Beaver says otherwise and the Corps will settle as soon as the hurricane protection project is completed.

Either way, the damages will come out of the pockets of taxpayers.

The amount of damages were based on an appraisal by Thomas Tye (See: Below for more information about Tye) who said he could only appraise the property from offsite because the owners (Ruffin and Thompson) refused to allow him on the property to inspect it and refused to give him access to income and expense data.

William E. Franczek, a lawyer with Vandeventer Black LLP, who represented Tidewater Construction Co. and MEB, wrote Evelyn Rowland, contracting agent for the Army Corps, that his clients would not accept blame for damaging the Tradewinds.

He wrote on Feb. 19, 1999:  

"Tidewater and MEB believe that the cause of the problems at the Tradewinds Hotel is not because of construction activities...but is because the hotel was not properly constructed in the first place.

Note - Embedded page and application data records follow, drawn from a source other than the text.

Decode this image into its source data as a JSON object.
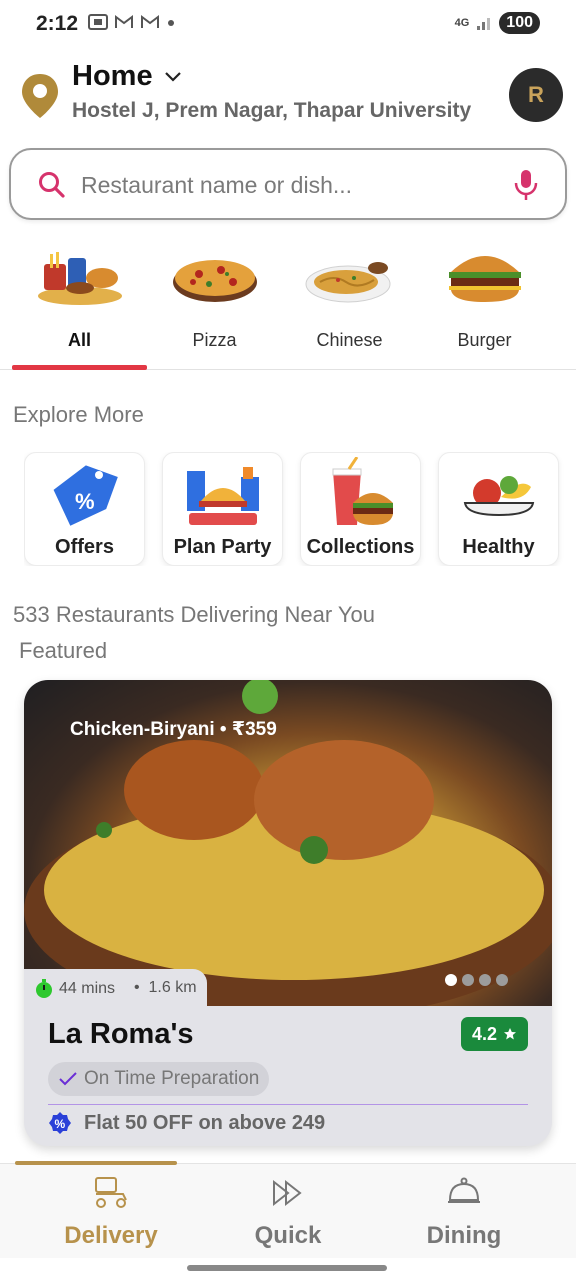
{
  "status_bar": {
    "time": "2:12",
    "notif_icons": [
      "screenshot-icon",
      "gmail-icon",
      "gmail-icon",
      "dot"
    ],
    "network": "4G",
    "battery": "100"
  },
  "location": {
    "title": "Home",
    "address": "Hostel J, Prem Nagar, Thapar University",
    "avatar_initial": "R"
  },
  "search": {
    "placeholder": "Restaurant name or dish..."
  },
  "categories": [
    {
      "label": "All",
      "active": true
    },
    {
      "label": "Pizza",
      "active": false
    },
    {
      "label": "Chinese",
      "active": false
    },
    {
      "label": "Burger",
      "active": false
    }
  ],
  "explore": {
    "title": "Explore More",
    "items": [
      {
        "label": "Offers"
      },
      {
        "label": "Plan Party"
      },
      {
        "label": "Collections"
      },
      {
        "label": "Healthy"
      }
    ]
  },
  "restaurants": {
    "count_text": "533 Restaurants Delivering Near You",
    "featured_label": "Featured"
  },
  "featured_card": {
    "dish_tag": "Chicken-Biryani  • ₹359",
    "time": "44 mins",
    "distance": "1.6 km",
    "name": "La Roma's",
    "rating": "4.2",
    "badge": "On Time Preparation",
    "offer": "Flat 50 OFF on above 249",
    "carousel_dots": 4,
    "carousel_active": 0
  },
  "bottom_nav": [
    {
      "label": "Delivery",
      "active": true
    },
    {
      "label": "Quick",
      "active": false
    },
    {
      "label": "Dining",
      "active": false
    }
  ],
  "colors": {
    "accent_red": "#e23744",
    "brand_gold": "#b7924c",
    "rating_green": "#1a8a3c",
    "search_pink": "#d6336c"
  }
}
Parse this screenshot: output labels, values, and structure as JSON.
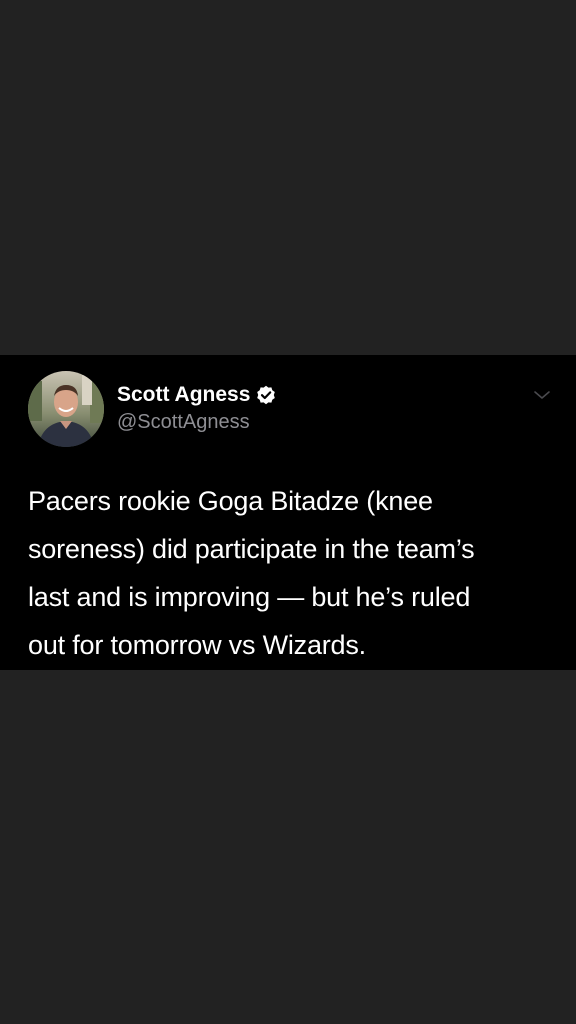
{
  "tweet": {
    "author": {
      "display_name": "Scott Agness",
      "handle": "@ScottAgness",
      "verified": true
    },
    "text_lines": [
      "Pacers rookie Goga Bitadze (knee",
      "soreness) did participate in the team’s",
      "last and is improving — but he’s ruled",
      "out for tomorrow vs Wizards."
    ],
    "icons": {
      "verified": "verified-badge-icon",
      "menu": "chevron-down-icon"
    }
  },
  "colors": {
    "page_background": "#222222",
    "card_background": "#000000",
    "primary_text": "#ffffff",
    "secondary_text": "#8e8e93"
  }
}
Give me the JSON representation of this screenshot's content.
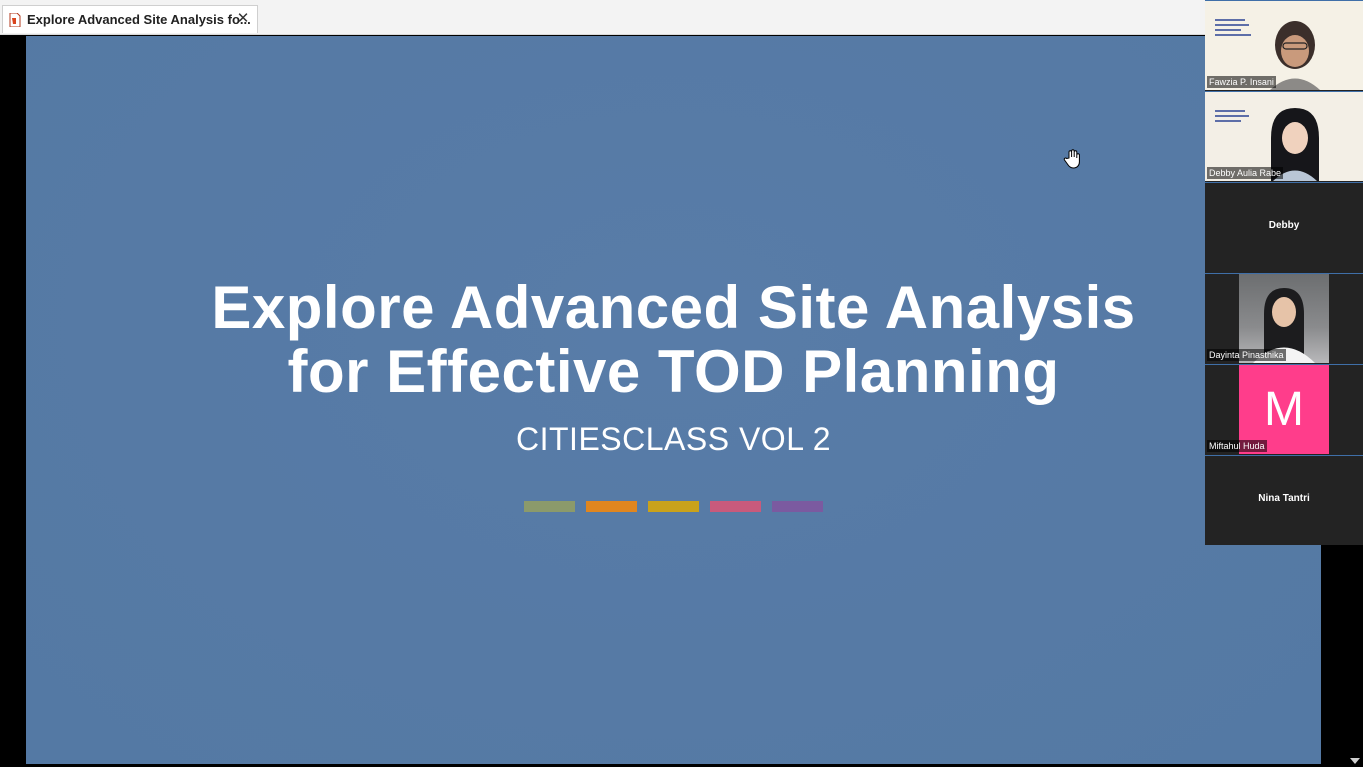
{
  "tab": {
    "title": "Explore Advanced Site Analysis fo...",
    "close_label": "✕",
    "file_icon": "pdf-file-icon"
  },
  "slide": {
    "title_line1": "Explore Advanced Site Analysis",
    "title_line2": "for Effective TOD Planning",
    "subtitle": "CITIESCLASS VOL 2",
    "bar_colors": [
      "#8b9a6b",
      "#e0861f",
      "#c9a21b",
      "#c85a7c",
      "#7b5aa0"
    ],
    "background": "#5779a5"
  },
  "participants": [
    {
      "name": "Fawzia P. Insani",
      "type": "video"
    },
    {
      "name": "Debby Aulia Rabe",
      "type": "video"
    },
    {
      "name": "Debby",
      "type": "no-video"
    },
    {
      "name": "Dayinta Pinasthika",
      "type": "photo"
    },
    {
      "name": "Miftahul Huda",
      "type": "avatar",
      "initial": "M",
      "color": "#ff3d8b"
    },
    {
      "name": "Nina Tantri",
      "type": "no-video"
    }
  ],
  "cursor_icon": "hand-cursor-icon"
}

"Our current understanding is that the Tradewinds was constructed without tying in the walls with the grade beams, without tying them to each other, and with the concrete slabs allowed to float.  In other words, it appears the building may be a 'house of cards'."


The city calculated its losses as follows:

Cost of loss of building


Rent of land


Reimbursement of engineering plans


Real estate taxes


Interest on building


Removal of pilings




But Ruffin/Thompson, using the data they refused to provide Tye,  wanted $1,804,039.  After much haggling, and avoiding the courts, the city settled for $1,550,000.  Thompson said he thought it was closer to $1.6M 

According to city records, here is how Ruffin/Thompson made out on their $2,321,000 purchase of the Tradewinds:

Damages from the city


Hurricane settlement


Nationwide settlement for construction damage




Less cost of Tradewinds in 1997


Net gain to Ruffin/Thompson


*Figures given in a letter from R/T's lawyer James Pickrell
**Figure taken from Robert Tayloe Ross's letter
***All figures based on city records

For other information on Alfred E. Abiouness:

For more information on Thomas (Tom) Tye: